This comes as no surprise to Linda Givon, owner of the Linda Goodman Gallery, the country’s most respected art gallery. According to her, South Africa’s opening up to the world has been the fundamental change of the last decade. « During apartheid and the cultural boycott« , she explains, « we were faced with censorship, the impossibility of exhibiting, we developed our own sub-culture in isolation. After 1990, with the visit of foreign artists and exchange programmes, these encounters have profoundly changed our culture. Now, it is no longer a case of being popular just because we are South African, but of being as good as the rest, it’s healthy competition« . In her opinion, South African artists are now part of a universal movement, examining religion and the absence of religion just as readily as they do Aids or pollution. « If apartheid is still present in South African works, it is because it is still present in everyday life« , insists Linda Givon. One example was the Who let the dogs out? installation by the mixed-race artist Willie Bester at the Grahamstown festival last July. The title refers to an Eighties hit-song whilst projecting the famous images of white policemen setting their Alsatians on Mozambican illegal immigrants. Although white artists like William Kendridge are internationally renowned for work that is not necessarily related to the former regime, the traumatisms are just as perceptible in the white community. Linda Givon cites many names in the guilt department: Sue Williamson, Willem Boshoff, but also Kendall Geers, who fixed banners marked « guilty » on all the Afrikaner forts around Pretoria. White, black or mixed-race, the new generation of the Stephen Hobbs and Tracey Roses tries to distinguish itself from guilty or politically committed art, but continues to pose fundamental questions.

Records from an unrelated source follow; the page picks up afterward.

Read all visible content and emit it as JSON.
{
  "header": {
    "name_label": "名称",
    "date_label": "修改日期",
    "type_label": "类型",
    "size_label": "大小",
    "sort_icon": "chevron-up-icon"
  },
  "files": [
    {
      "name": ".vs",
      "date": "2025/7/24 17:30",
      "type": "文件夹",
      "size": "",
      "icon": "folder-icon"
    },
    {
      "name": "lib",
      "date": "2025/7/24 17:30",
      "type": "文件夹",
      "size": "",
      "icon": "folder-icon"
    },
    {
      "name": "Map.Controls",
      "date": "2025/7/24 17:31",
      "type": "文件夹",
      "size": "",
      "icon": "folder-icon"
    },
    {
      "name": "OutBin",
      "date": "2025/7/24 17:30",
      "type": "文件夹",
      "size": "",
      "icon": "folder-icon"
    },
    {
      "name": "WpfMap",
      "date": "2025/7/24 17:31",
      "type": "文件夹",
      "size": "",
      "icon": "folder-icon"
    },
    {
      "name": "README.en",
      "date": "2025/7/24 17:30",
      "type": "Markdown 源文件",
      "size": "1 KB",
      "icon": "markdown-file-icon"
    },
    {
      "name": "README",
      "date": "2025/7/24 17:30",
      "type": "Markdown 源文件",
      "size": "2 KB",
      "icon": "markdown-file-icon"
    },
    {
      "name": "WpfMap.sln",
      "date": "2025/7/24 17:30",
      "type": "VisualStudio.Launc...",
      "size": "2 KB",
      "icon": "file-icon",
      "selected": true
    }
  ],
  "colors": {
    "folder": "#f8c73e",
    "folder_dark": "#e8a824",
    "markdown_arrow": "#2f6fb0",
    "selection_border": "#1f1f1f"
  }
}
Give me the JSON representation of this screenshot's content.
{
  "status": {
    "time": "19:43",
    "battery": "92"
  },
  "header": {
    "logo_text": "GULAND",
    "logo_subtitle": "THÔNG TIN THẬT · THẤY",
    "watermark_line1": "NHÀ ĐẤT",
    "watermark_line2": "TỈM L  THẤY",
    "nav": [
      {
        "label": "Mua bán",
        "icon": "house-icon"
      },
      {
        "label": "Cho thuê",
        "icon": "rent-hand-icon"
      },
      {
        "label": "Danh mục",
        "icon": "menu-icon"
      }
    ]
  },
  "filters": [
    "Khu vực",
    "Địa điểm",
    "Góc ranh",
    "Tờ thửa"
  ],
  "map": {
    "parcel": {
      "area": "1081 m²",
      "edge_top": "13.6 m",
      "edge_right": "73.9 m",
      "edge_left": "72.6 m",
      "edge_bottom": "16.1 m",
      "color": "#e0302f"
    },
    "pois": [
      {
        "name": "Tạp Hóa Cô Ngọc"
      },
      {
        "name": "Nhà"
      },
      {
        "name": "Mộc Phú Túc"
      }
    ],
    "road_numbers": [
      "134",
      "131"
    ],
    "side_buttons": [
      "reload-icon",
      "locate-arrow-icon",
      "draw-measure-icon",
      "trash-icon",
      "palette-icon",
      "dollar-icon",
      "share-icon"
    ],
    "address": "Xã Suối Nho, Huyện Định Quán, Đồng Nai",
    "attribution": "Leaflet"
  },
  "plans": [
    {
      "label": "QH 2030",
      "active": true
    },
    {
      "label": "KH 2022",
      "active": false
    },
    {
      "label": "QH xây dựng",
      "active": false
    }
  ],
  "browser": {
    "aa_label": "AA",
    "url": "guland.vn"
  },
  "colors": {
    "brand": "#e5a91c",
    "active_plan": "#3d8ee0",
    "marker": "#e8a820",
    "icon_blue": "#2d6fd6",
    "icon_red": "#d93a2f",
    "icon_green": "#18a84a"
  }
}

On South Africa’s fine arts, also see: Tout un cheval de Breyten Breytenbach (A whole Breyten Breytenbach horse: Africultures 4, p.40), Ancrages plastiques contemporains (Contemporary plastic foundations: 4, p.33), Le monde réenchanté de Moshekwa Mokwena Langa, by Abdourahman Waberi (The re-enchanted world of Moshekwa Mokwena Langa: 15, p.66), Un million de pierres au pays des mille collines, entretien avec Bruce Clarke (A thousand stones in the land of a thousand hills, interview with Bruce Clarke: 30, p.18).///Article N° : 5510